[Excerpts from an interface dataset]
- Opening Delimiter -
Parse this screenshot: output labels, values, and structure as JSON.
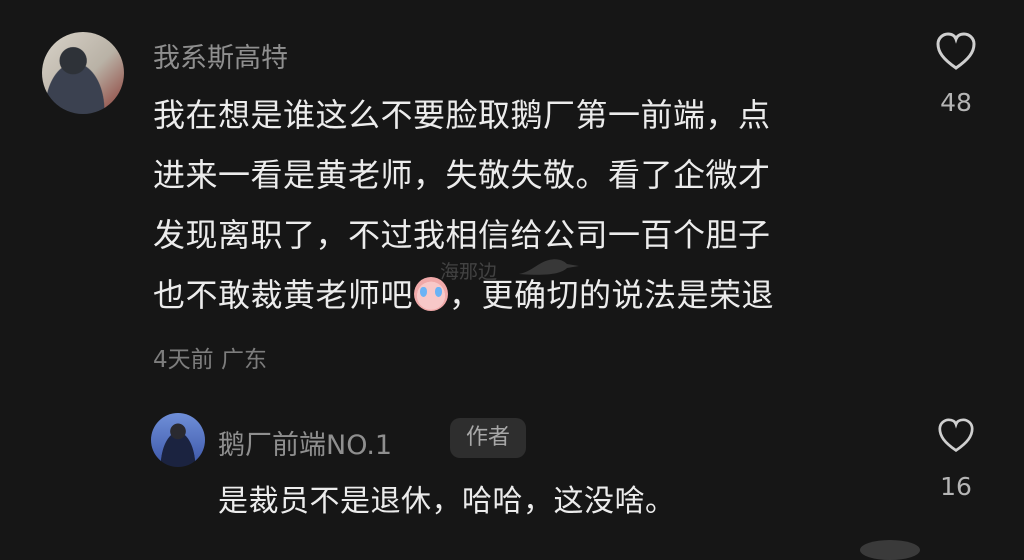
{
  "comment": {
    "username": "我系斯高特",
    "lines": [
      "我在想是谁这么不要脸取鹅厂第一前端，点",
      "进来一看是黄老师，失敬失敬。看了企微才",
      "发现离职了，不过我相信给公司一百个胆子",
      "也不敢裁黄老师吧",
      "，更确切的说法是荣退"
    ],
    "emoji": "crying-face-emoji",
    "meta": "4天前 广东",
    "like_count": "48"
  },
  "reply": {
    "username": "鹅厂前端NO.1",
    "badge": "作者",
    "text": "是裁员不是退休，哈哈，这没啥。",
    "like_count": "16"
  },
  "watermark": {
    "text": "海那边"
  },
  "colors": {
    "background": "#161616",
    "text_primary": "#ececec",
    "text_secondary": "#8f8f8f",
    "badge_bg": "#2e2e2e"
  }
}
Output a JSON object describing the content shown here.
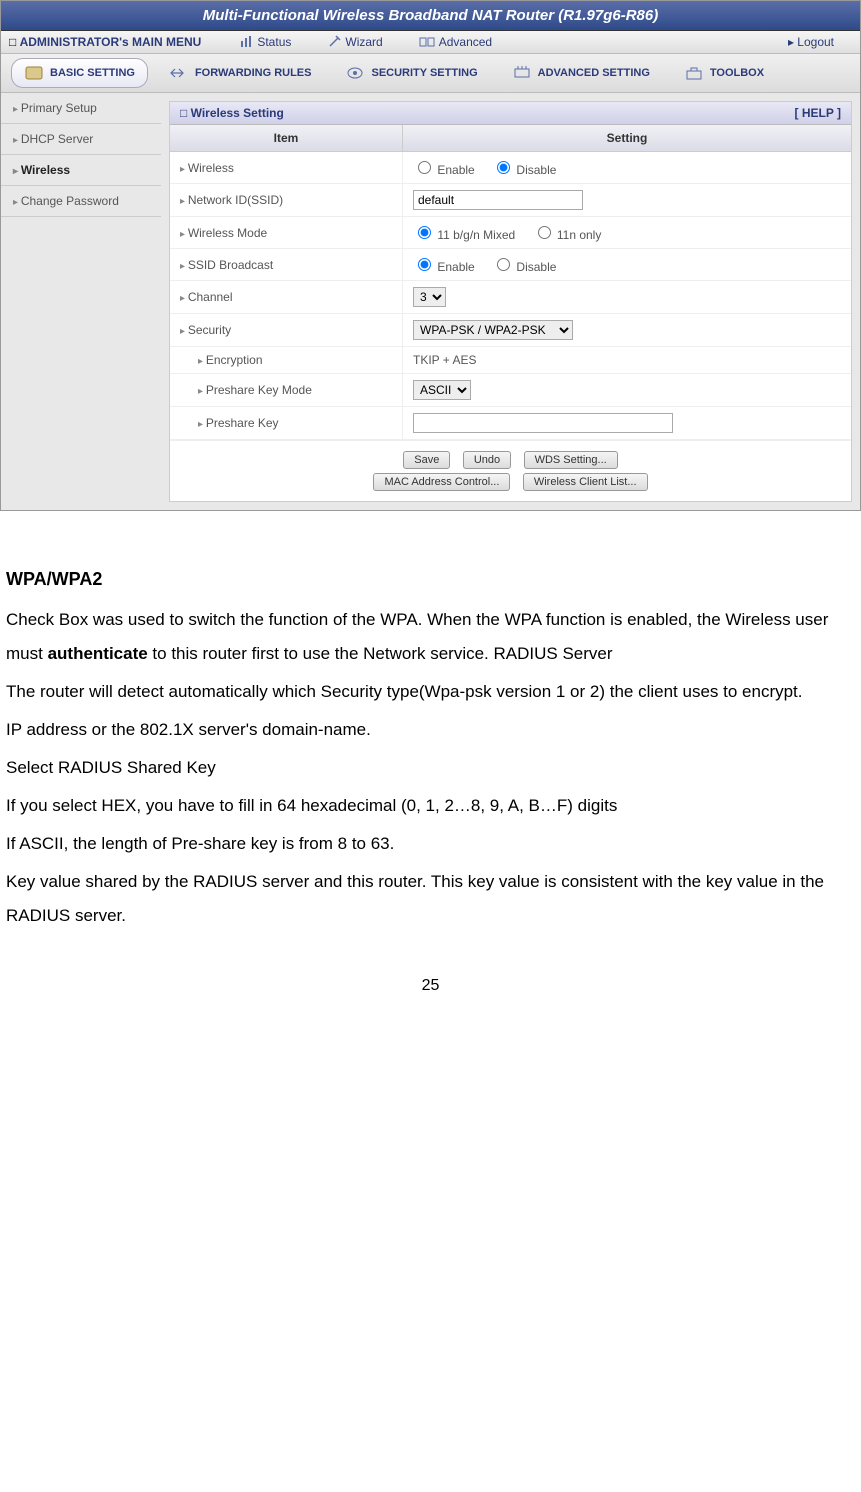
{
  "router": {
    "title": "Multi-Functional Wireless Broadband NAT Router (R1.97g6-R86)",
    "mainMenu": {
      "label": "ADMINISTRATOR's MAIN MENU",
      "items": [
        "Status",
        "Wizard",
        "Advanced"
      ],
      "logout": "Logout"
    },
    "subMenu": {
      "items": [
        "BASIC SETTING",
        "FORWARDING RULES",
        "SECURITY SETTING",
        "ADVANCED SETTING",
        "TOOLBOX"
      ]
    },
    "sidebar": {
      "items": [
        "Primary Setup",
        "DHCP Server",
        "Wireless",
        "Change Password"
      ],
      "activeIndex": 2
    },
    "panel": {
      "title": "Wireless Setting",
      "help": "[ HELP ]",
      "columns": {
        "item": "Item",
        "setting": "Setting"
      },
      "rows": {
        "wireless": {
          "label": "Wireless",
          "enable": "Enable",
          "disable": "Disable"
        },
        "ssid": {
          "label": "Network ID(SSID)",
          "value": "default"
        },
        "mode": {
          "label": "Wireless Mode",
          "opt1": "11 b/g/n Mixed",
          "opt2": "11n only"
        },
        "broadcast": {
          "label": "SSID Broadcast",
          "enable": "Enable",
          "disable": "Disable"
        },
        "channel": {
          "label": "Channel",
          "value": "3"
        },
        "security": {
          "label": "Security",
          "value": "WPA-PSK / WPA2-PSK"
        },
        "encryption": {
          "label": "Encryption",
          "value": "TKIP + AES"
        },
        "preshareMode": {
          "label": "Preshare Key Mode",
          "value": "ASCII"
        },
        "preshareKey": {
          "label": "Preshare Key",
          "value": ""
        }
      },
      "buttons": {
        "save": "Save",
        "undo": "Undo",
        "wds": "WDS Setting...",
        "mac": "MAC Address Control...",
        "clients": "Wireless Client List..."
      }
    }
  },
  "doc": {
    "h1": "WPA/WPA2",
    "p1a": "Check Box was used to switch the function of the WPA. When the WPA function is enabled, the Wireless user must ",
    "p1b": "authenticate",
    "p1c": " to this router first to use the Network service. RADIUS Server",
    "p2": "The router will detect automatically    which Security type(Wpa-psk version 1 or 2) the client uses to encrypt.",
    "p3": "IP address or the 802.1X server's domain-name.",
    "p4": "Select RADIUS Shared Key",
    "p5": "If you select HEX, you have to fill in 64 hexadecimal (0, 1, 2…8, 9, A, B…F) digits",
    "p6": "If ASCII, the length of Pre-share key is from 8 to 63.",
    "p7": "Key value shared by the RADIUS server and this router. This key value is consistent with the key value in the RADIUS server.",
    "pageNumber": "25"
  }
}
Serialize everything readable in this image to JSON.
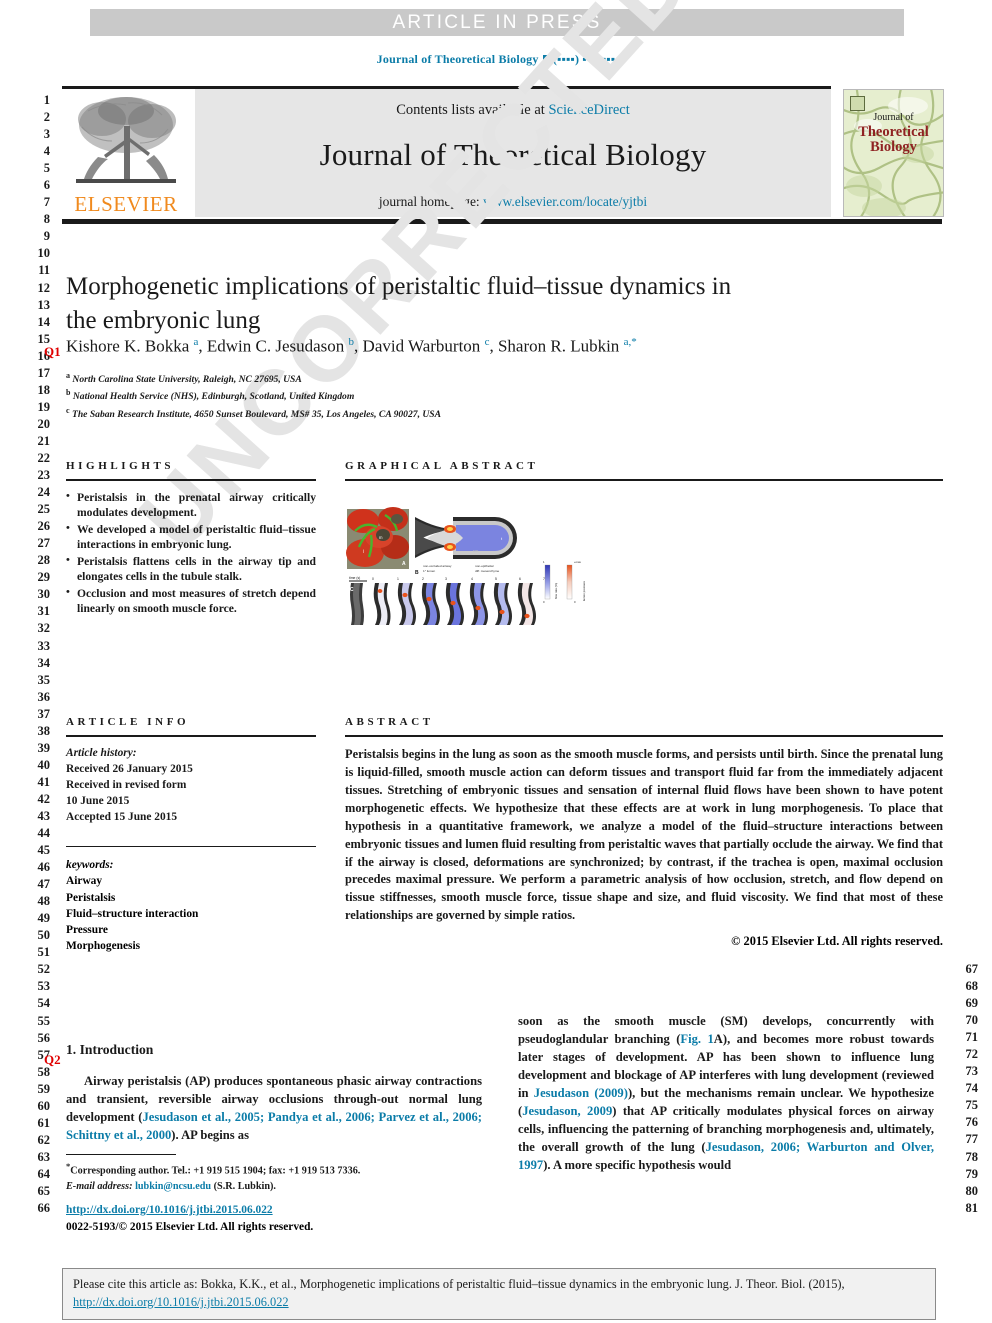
{
  "header": {
    "article_in_press": "ARTICLE IN PRESS",
    "running_head_prefix": "Journal of Theoretical Biology",
    "running_head_suffix": "(▪▪▪▪) ▪▪▪–▪▪▪"
  },
  "masthead": {
    "contents_text": "Contents lists available at",
    "sciencedirect": "ScienceDirect",
    "journal_title": "Journal of Theoretical Biology",
    "homepage_label": "journal homepage:",
    "homepage_url": "www.elsevier.com/locate/yjtbi",
    "elsevier_wordmark": "ELSEVIER",
    "elsevier_color": "#f08a1e",
    "cover": {
      "line1": "Journal of",
      "line2": "Theoretical",
      "line3": "Biology",
      "title_color": "#8f2222"
    },
    "link_color": "#0b7ca8"
  },
  "watermark": {
    "text": "UNCORRECTED PROOF"
  },
  "line_numbers": {
    "left_start": 1,
    "left_end": 66,
    "right_start": 67,
    "right_end": 81,
    "query_markers": [
      {
        "label": "Q1",
        "line": 15
      },
      {
        "label": "Q2",
        "line": 56
      }
    ],
    "marker_color": "#e00000"
  },
  "article": {
    "title": "Morphogenetic implications of peristaltic fluid–tissue dynamics in the embryonic lung",
    "authors_html": "Kishore K. Bokka <sup>a</sup>, Edwin C. Jesudason <sup>b</sup>, David Warburton <sup>c</sup>, Sharon R. Lubkin <sup>a,*</sup>",
    "affiliations": [
      {
        "mark": "a",
        "text": "North Carolina State University, Raleigh, NC 27695, USA"
      },
      {
        "mark": "b",
        "text": "National Health Service (NHS), Edinburgh, Scotland, United Kingdom"
      },
      {
        "mark": "c",
        "text": "The Saban Research Institute, 4650 Sunset Boulevard, MS# 35, Los Angeles, CA 90027, USA"
      }
    ]
  },
  "highlights": {
    "heading": "HIGHLIGHTS",
    "items": [
      "Peristalsis in the prenatal airway critically modulates development.",
      "We developed a model of peristaltic fluid–tissue interactions in embryonic lung.",
      "Peristalsis flattens cells in the airway tip and elongates cells in the tubule stalk.",
      "Occlusion and most measures of stretch depend linearly on smooth muscle force."
    ]
  },
  "graphical_abstract": {
    "heading": "GRAPHICAL ABSTRACT",
    "panels": [
      {
        "label": "A",
        "type": "fluorescence-micrograph"
      },
      {
        "label": "B",
        "type": "schematic-tube"
      },
      {
        "label": "C",
        "type": "time-series"
      }
    ],
    "panel_b_captions": [
      "non-occluded airway\n1° lumen",
      "non-epithelial\ndiff. mesenchyme"
    ],
    "panel_c_axis_label": "time (s)",
    "panel_c_ticks": [
      "0",
      "1",
      "2",
      "3",
      "4",
      "5",
      "6",
      "7"
    ],
    "colorbars": [
      {
        "label": "lumen pressure",
        "max": "+max",
        "min": "0"
      },
      {
        "label": "flow rate (%)",
        "ticks": [
          "4",
          "3",
          "2",
          "1",
          "0"
        ]
      }
    ]
  },
  "article_info": {
    "heading": "ARTICLE INFO",
    "history_label": "Article history:",
    "history": [
      "Received 26 January 2015",
      "Received in revised form",
      "10 June 2015",
      "Accepted 15 June 2015"
    ],
    "keywords_label": "keywords:",
    "keywords": [
      "Airway",
      "Peristalsis",
      "Fluid–structure interaction",
      "Pressure",
      "Morphogenesis"
    ]
  },
  "abstract": {
    "heading": "ABSTRACT",
    "text": "Peristalsis begins in the lung as soon as the smooth muscle forms, and persists until birth. Since the prenatal lung is liquid-filled, smooth muscle action can deform tissues and transport fluid far from the immediately adjacent tissues. Stretching of embryonic tissues and sensation of internal fluid flows have been shown to have potent morphogenetic effects. We hypothesize that these effects are at work in lung morphogenesis. To place that hypothesis in a quantitative framework, we analyze a model of the fluid–structure interactions between embryonic tissues and lumen fluid resulting from peristaltic waves that partially occlude the airway. We find that if the airway is closed, deformations are synchronized; by contrast, if the trachea is open, maximal occlusion precedes maximal pressure. We perform a parametric analysis of how occlusion, stretch, and flow depend on tissue stiffnesses, smooth muscle force, tissue shape and size, and fluid viscosity. We find that most of these relationships are governed by simple ratios.",
    "copyright": "© 2015 Elsevier Ltd. All rights reserved."
  },
  "introduction": {
    "heading": "1. Introduction",
    "col1_html": "Airway peristalsis (AP) produces spontaneous phasic airway contractions and transient, reversible airway occlusions through-out normal lung development (<span class=\"ref\">Jesudason et al., 2005; Pandya et al., 2006; Parvez et al., 2006; Schittny et al., 2000</span>). AP begins as",
    "col2_html": "soon as the smooth muscle (SM) develops, concurrently with pseudoglandular branching (<span class=\"ref\">Fig. 1</span>A), and becomes more robust towards later stages of development. AP has been shown to influence lung development and blockage of AP interferes with lung development (reviewed in <span class=\"ref\">Jesudason (2009)</span>), but the mechanisms remain unclear. We hypothesize (<span class=\"ref\">Jesudason, 2009</span>) that AP critically modulates physical forces on airway cells, influencing the patterning of branching morphogenesis and, ultimately, the overall growth of the lung (<span class=\"ref\">Jesudason, 2006; Warburton and Olver, 1997</span>). A more specific hypothesis would"
  },
  "footnote": {
    "corresponding_html": "<sup>*</sup>Corresponding author. Tel.: +1 919 515 1904; fax: +1 919 513 7336.",
    "email_label": "E-mail address:",
    "email": "lubkin@ncsu.edu",
    "email_suffix": "(S.R. Lubkin).",
    "doi_url": "http://dx.doi.org/10.1016/j.jtbi.2015.06.022",
    "issn_line": "0022-5193/© 2015 Elsevier Ltd. All rights reserved."
  },
  "cite_box": {
    "prefix": "Please cite this article as: Bokka, K.K., et al., Morphogenetic implications of peristaltic fluid–tissue dynamics in the embryonic lung. J. Theor. Biol. (2015),",
    "doi": "http://dx.doi.org/10.1016/j.jtbi.2015.06.022"
  }
}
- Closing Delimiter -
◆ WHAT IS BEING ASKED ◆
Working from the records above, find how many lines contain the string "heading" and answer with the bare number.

◆ RESPONSE BOX ◆
5